The records:
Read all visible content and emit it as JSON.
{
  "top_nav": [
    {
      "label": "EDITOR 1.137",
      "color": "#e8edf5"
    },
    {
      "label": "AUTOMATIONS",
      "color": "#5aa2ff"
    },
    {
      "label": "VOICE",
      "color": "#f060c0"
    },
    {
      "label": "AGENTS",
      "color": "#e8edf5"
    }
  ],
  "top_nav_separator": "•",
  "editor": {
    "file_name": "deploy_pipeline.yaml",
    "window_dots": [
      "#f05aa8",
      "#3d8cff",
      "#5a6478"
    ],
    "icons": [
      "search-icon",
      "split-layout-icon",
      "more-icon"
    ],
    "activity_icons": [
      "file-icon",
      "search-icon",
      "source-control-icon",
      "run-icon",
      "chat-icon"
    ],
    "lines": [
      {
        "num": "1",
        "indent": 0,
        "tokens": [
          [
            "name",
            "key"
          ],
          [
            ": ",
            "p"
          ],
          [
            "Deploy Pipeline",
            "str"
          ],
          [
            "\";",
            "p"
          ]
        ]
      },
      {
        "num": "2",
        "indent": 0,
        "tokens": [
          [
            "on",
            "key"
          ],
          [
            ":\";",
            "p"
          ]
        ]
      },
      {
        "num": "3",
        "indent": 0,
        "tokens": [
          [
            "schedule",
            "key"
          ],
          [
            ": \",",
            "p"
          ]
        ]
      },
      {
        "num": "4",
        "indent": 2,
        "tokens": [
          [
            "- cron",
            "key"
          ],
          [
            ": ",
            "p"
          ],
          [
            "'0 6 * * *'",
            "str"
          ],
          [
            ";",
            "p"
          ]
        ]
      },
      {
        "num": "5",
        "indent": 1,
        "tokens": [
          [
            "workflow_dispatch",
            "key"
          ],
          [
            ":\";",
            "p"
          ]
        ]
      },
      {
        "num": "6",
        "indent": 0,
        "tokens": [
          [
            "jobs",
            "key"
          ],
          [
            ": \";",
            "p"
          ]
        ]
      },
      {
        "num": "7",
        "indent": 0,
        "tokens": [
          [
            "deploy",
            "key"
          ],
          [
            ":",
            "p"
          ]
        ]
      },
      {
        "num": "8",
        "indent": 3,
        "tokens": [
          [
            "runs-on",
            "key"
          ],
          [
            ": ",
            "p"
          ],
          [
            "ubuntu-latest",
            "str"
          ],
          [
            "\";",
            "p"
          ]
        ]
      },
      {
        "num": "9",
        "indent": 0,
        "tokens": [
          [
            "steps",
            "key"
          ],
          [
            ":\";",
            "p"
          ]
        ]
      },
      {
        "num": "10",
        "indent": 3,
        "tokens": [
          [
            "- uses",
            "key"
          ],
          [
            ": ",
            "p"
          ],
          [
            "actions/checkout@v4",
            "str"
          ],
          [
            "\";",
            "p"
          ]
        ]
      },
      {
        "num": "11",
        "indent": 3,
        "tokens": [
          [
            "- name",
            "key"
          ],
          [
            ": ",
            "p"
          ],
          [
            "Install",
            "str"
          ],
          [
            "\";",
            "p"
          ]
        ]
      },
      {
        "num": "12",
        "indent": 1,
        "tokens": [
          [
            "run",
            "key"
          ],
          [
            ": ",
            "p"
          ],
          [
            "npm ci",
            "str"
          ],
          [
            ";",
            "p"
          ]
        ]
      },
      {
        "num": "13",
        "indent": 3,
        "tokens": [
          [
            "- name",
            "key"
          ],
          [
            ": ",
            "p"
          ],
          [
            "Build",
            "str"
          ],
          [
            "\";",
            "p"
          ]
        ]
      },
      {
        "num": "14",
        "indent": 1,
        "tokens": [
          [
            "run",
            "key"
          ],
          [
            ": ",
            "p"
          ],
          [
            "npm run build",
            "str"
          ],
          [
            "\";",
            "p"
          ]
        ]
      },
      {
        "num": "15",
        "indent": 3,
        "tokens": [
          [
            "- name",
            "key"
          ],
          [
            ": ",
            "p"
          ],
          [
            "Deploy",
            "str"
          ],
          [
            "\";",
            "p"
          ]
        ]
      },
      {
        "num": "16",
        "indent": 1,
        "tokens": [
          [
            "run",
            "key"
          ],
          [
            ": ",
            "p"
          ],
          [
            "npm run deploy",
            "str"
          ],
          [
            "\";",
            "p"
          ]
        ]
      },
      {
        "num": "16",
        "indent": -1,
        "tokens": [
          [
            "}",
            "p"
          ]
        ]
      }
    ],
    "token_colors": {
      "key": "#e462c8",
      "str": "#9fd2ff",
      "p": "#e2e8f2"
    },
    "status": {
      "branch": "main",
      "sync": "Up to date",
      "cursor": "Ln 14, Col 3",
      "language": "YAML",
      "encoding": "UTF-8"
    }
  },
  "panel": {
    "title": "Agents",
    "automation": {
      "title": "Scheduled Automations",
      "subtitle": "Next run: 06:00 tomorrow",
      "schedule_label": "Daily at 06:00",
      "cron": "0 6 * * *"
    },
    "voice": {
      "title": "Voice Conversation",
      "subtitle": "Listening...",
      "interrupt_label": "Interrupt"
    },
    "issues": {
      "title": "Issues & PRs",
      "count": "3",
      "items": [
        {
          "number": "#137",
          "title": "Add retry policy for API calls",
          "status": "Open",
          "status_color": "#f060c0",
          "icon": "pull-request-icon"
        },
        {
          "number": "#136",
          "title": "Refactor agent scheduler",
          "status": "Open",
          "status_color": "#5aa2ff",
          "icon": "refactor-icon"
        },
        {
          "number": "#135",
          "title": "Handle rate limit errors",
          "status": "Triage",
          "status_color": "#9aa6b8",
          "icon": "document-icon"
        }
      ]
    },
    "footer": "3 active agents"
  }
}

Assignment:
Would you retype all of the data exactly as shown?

Result below:
Read all visible content and emit it as JSON.
{
  "top_nav": [
    {
      "label": "EDITOR 1.137",
      "color": "#e8edf5"
    },
    {
      "label": "AUTOMATIONS",
      "color": "#5aa2ff"
    },
    {
      "label": "VOICE",
      "color": "#f060c0"
    },
    {
      "label": "AGENTS",
      "color": "#e8edf5"
    }
  ],
  "top_nav_separator": "•",
  "editor": {
    "file_name": "deploy_pipeline.yaml",
    "window_dots": [
      "#f05aa8",
      "#3d8cff",
      "#5a6478"
    ],
    "icons": [
      "search-icon",
      "split-layout-icon",
      "more-icon"
    ],
    "activity_icons": [
      "file-icon",
      "search-icon",
      "source-control-icon",
      "run-icon",
      "chat-icon"
    ],
    "lines": [
      {
        "num": "1",
        "indent": 0,
        "tokens": [
          [
            "name",
            "key"
          ],
          [
            ": ",
            "p"
          ],
          [
            "Deploy Pipeline",
            "str"
          ],
          [
            "\";",
            "p"
          ]
        ]
      },
      {
        "num": "2",
        "indent": 0,
        "tokens": [
          [
            "on",
            "key"
          ],
          [
            ":\";",
            "p"
          ]
        ]
      },
      {
        "num": "3",
        "indent": 0,
        "tokens": [
          [
            "schedule",
            "key"
          ],
          [
            ": \",",
            "p"
          ]
        ]
      },
      {
        "num": "4",
        "indent": 2,
        "tokens": [
          [
            "- cron",
            "key"
          ],
          [
            ": ",
            "p"
          ],
          [
            "'0 6 * * *'",
            "str"
          ],
          [
            ";",
            "p"
          ]
        ]
      },
      {
        "num": "5",
        "indent": 1,
        "tokens": [
          [
            "workflow_dispatch",
            "key"
          ],
          [
            ":\";",
            "p"
          ]
        ]
      },
      {
        "num": "6",
        "indent": 0,
        "tokens": [
          [
            "jobs",
            "key"
          ],
          [
            ": \";",
            "p"
          ]
        ]
      },
      {
        "num": "7",
        "indent": 0,
        "tokens": [
          [
            "deploy",
            "key"
          ],
          [
            ":",
            "p"
          ]
        ]
      },
      {
        "num": "8",
        "indent": 3,
        "tokens": [
          [
            "runs-on",
            "key"
          ],
          [
            ": ",
            "p"
          ],
          [
            "ubuntu-latest",
            "str"
          ],
          [
            "\";",
            "p"
          ]
        ]
      },
      {
        "num": "9",
        "indent": 0,
        "tokens": [
          [
            "steps",
            "key"
          ],
          [
            ":\";",
            "p"
          ]
        ]
      },
      {
        "num": "10",
        "indent": 3,
        "tokens": [
          [
            "- uses",
            "key"
          ],
          [
            ": ",
            "p"
          ],
          [
            "actions/checkout@v4",
            "str"
          ],
          [
            "\";",
            "p"
          ]
        ]
      },
      {
        "num": "11",
        "indent": 3,
        "tokens": [
          [
            "- name",
            "key"
          ],
          [
            ": ",
            "p"
          ],
          [
            "Install",
            "str"
          ],
          [
            "\";",
            "p"
          ]
        ]
      },
      {
        "num": "12",
        "indent": 1,
        "tokens": [
          [
            "run",
            "key"
          ],
          [
            ": ",
            "p"
          ],
          [
            "npm ci",
            "str"
          ],
          [
            ";",
            "p"
          ]
        ]
      },
      {
        "num": "13",
        "indent": 3,
        "tokens": [
          [
            "- name",
            "key"
          ],
          [
            ": ",
            "p"
          ],
          [
            "Build",
            "str"
          ],
          [
            "\";",
            "p"
          ]
        ]
      },
      {
        "num": "14",
        "indent": 1,
        "tokens": [
          [
            "run",
            "key"
          ],
          [
            ": ",
            "p"
          ],
          [
            "npm run build",
            "str"
          ],
          [
            "\";",
            "p"
          ]
        ]
      },
      {
        "num": "15",
        "indent": 3,
        "tokens": [
          [
            "- name",
            "key"
          ],
          [
            ": ",
            "p"
          ],
          [
            "Deploy",
            "str"
          ],
          [
            "\";",
            "p"
          ]
        ]
      },
      {
        "num": "16",
        "indent": 1,
        "tokens": [
          [
            "run",
            "key"
          ],
          [
            ": ",
            "p"
          ],
          [
            "npm run deploy",
            "str"
          ],
          [
            "\";",
            "p"
          ]
        ]
      },
      {
        "num": "16",
        "indent": -1,
        "tokens": [
          [
            "}",
            "p"
          ]
        ]
      }
    ],
    "token_colors": {
      "key": "#e462c8",
      "str": "#9fd2ff",
      "p": "#e2e8f2"
    },
    "status": {
      "branch": "main",
      "sync": "Up to date",
      "cursor": "Ln 14, Col 3",
      "language": "YAML",
      "encoding": "UTF-8"
    }
  },
  "panel": {
    "title": "Agents",
    "automation": {
      "title": "Scheduled Automations",
      "subtitle": "Next run: 06:00 tomorrow",
      "schedule_label": "Daily at 06:00",
      "cron": "0 6 * * *"
    },
    "voice": {
      "title": "Voice Conversation",
      "subtitle": "Listening...",
      "interrupt_label": "Interrupt"
    },
    "issues": {
      "title": "Issues & PRs",
      "count": "3",
      "items": [
        {
          "number": "#137",
          "title": "Add retry policy for API calls",
          "status": "Open",
          "status_color": "#f060c0",
          "icon": "pull-request-icon"
        },
        {
          "number": "#136",
          "title": "Refactor agent scheduler",
          "status": "Open",
          "status_color": "#5aa2ff",
          "icon": "refactor-icon"
        },
        {
          "number": "#135",
          "title": "Handle rate limit errors",
          "status": "Triage",
          "status_color": "#9aa6b8",
          "icon": "document-icon"
        }
      ]
    },
    "footer": "3 active agents"
  }
}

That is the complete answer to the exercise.